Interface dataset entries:
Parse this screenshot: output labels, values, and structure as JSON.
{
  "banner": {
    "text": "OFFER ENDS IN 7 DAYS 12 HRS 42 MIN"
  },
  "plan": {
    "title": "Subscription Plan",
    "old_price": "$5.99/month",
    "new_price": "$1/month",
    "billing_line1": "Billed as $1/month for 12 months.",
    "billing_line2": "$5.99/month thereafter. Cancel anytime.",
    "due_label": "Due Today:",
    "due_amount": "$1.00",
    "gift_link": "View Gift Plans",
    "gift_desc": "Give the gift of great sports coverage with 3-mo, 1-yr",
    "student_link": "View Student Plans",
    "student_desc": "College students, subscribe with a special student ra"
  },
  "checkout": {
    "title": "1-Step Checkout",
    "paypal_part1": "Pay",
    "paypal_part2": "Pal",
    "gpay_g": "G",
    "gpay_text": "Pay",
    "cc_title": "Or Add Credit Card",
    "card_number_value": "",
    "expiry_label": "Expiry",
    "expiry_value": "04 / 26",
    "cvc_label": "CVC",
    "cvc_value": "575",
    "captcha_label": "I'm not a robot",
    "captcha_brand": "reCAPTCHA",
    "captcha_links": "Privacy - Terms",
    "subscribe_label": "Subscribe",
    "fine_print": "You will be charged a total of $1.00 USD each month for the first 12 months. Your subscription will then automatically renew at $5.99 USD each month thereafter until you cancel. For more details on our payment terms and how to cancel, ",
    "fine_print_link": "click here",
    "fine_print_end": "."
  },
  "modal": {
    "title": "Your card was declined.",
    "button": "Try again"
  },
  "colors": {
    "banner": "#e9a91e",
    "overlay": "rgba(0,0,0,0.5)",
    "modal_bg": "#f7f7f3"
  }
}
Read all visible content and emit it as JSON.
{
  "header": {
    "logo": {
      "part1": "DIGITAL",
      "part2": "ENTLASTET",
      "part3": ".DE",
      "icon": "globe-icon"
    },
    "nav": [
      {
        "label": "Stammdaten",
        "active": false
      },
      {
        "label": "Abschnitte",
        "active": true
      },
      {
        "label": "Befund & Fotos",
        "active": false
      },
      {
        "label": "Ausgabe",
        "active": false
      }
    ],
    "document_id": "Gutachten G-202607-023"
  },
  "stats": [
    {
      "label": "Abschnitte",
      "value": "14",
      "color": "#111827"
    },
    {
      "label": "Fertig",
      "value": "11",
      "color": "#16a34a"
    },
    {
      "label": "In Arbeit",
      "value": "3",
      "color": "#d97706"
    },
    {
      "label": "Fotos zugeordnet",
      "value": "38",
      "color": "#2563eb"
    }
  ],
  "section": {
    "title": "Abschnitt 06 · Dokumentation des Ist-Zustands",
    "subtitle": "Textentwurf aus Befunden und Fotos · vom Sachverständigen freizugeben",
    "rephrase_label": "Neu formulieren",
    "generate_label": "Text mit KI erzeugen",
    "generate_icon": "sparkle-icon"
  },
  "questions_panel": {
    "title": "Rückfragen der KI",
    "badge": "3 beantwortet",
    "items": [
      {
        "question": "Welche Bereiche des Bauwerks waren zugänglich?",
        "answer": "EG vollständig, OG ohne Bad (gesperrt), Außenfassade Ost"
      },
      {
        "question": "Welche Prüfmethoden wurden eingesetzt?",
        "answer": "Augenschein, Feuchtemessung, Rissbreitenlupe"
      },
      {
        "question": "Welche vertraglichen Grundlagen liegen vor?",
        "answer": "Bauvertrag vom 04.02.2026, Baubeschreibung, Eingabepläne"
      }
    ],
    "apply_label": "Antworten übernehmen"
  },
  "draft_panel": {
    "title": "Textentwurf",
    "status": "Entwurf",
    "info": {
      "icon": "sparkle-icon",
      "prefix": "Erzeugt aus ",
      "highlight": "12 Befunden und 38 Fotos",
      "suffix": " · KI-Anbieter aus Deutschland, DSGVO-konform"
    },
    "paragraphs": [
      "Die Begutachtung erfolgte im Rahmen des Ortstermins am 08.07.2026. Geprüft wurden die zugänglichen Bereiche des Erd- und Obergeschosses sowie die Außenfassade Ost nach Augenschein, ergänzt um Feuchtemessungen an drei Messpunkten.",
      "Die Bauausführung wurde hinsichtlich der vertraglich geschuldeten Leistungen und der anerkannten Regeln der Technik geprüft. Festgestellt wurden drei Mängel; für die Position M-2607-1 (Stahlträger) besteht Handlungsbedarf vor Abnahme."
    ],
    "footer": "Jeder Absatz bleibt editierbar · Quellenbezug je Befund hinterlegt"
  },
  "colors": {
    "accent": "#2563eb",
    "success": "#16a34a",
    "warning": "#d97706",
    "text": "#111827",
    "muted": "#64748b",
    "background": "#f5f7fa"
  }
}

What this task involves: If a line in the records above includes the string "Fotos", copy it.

Answer to this task:
        "label": "Befund & Fotos",
      "label": "Fotos zugeordnet",
    "subtitle": "Textentwurf aus Befunden und Fotos · vom Sachverständigen freizugeben",
      "highlight": "12 Befunden und 38 Fotos",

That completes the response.